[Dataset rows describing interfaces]
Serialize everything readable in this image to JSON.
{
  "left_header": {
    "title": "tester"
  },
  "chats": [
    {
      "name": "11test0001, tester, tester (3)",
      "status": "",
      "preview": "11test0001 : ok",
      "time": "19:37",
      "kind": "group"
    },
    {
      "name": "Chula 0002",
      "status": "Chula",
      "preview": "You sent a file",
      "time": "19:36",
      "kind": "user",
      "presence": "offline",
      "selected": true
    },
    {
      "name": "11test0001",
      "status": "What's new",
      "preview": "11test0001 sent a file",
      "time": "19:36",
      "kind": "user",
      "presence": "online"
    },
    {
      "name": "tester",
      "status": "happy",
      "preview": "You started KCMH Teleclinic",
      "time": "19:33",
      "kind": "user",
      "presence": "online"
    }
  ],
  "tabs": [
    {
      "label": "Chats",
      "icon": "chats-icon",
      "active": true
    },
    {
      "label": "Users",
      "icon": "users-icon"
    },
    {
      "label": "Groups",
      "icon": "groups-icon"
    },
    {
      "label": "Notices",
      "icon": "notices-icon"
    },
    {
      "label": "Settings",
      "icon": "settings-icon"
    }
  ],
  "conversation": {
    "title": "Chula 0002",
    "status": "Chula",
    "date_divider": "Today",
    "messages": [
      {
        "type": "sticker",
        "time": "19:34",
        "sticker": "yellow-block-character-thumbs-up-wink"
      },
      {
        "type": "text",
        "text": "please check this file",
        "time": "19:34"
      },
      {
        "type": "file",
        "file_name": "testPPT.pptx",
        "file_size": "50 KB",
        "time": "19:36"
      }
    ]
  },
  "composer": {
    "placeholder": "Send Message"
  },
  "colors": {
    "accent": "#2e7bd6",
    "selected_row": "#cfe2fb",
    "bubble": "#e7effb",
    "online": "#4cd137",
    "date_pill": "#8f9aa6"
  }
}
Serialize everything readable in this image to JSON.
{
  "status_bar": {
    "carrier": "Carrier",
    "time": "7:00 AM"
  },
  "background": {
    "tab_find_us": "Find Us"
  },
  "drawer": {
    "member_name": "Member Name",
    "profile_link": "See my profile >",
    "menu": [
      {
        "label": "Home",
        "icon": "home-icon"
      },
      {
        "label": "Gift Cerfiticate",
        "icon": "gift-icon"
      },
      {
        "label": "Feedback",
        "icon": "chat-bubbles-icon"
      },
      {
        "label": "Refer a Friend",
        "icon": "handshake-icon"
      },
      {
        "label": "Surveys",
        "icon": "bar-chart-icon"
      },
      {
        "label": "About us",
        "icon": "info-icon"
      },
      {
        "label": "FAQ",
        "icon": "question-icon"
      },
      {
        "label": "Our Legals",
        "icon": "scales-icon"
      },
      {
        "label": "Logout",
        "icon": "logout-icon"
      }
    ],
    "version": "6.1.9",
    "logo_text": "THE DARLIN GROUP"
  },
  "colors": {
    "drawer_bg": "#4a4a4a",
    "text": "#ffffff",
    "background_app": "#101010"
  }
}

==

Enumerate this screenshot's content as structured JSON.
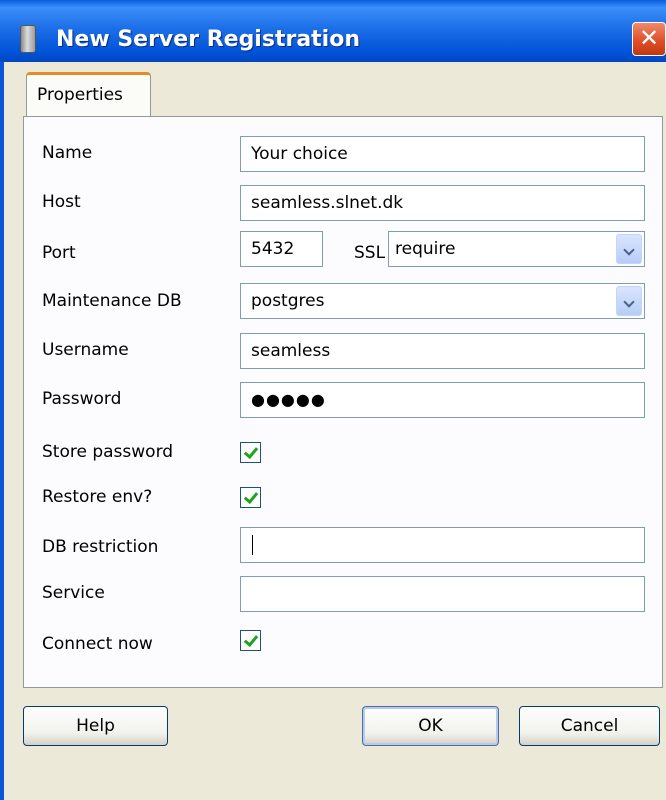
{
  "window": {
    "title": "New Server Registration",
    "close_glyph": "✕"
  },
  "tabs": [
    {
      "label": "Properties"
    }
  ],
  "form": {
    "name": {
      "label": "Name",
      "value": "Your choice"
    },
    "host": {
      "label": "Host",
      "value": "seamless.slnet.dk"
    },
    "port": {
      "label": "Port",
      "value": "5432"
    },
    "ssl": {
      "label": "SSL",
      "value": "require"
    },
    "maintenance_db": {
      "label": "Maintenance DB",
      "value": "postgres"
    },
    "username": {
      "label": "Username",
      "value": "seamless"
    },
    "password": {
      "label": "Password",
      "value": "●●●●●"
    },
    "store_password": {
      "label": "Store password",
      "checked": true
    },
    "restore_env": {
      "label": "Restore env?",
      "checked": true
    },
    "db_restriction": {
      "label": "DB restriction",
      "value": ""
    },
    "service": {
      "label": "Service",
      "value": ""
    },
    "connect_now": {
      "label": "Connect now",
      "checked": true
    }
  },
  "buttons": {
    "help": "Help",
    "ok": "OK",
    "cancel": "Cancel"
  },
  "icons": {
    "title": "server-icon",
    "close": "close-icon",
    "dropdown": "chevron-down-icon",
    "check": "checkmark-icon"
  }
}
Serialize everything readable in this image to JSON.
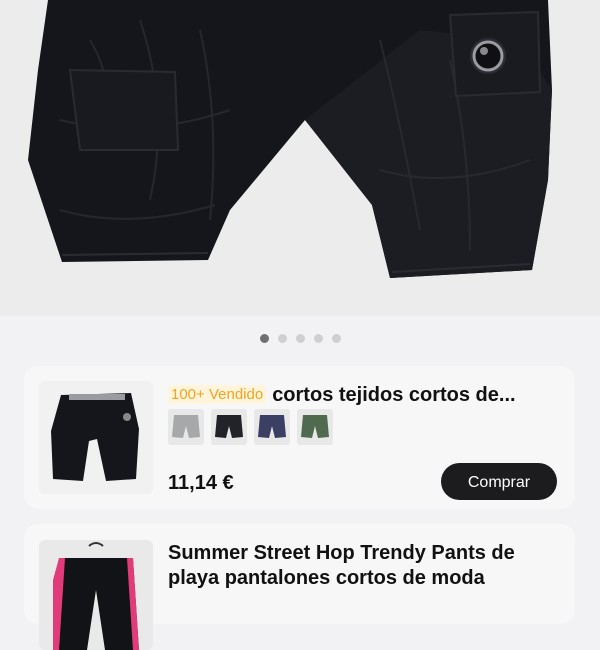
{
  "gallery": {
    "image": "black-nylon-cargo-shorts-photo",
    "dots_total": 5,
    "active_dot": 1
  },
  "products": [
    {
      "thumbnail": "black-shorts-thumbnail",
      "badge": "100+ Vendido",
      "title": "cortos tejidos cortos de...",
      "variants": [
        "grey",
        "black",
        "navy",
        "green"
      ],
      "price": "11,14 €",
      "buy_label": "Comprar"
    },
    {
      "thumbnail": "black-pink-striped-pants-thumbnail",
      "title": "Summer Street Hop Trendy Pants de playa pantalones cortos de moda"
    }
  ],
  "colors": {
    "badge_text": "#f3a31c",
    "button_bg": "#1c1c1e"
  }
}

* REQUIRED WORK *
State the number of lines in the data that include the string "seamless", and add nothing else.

* RESULT *
2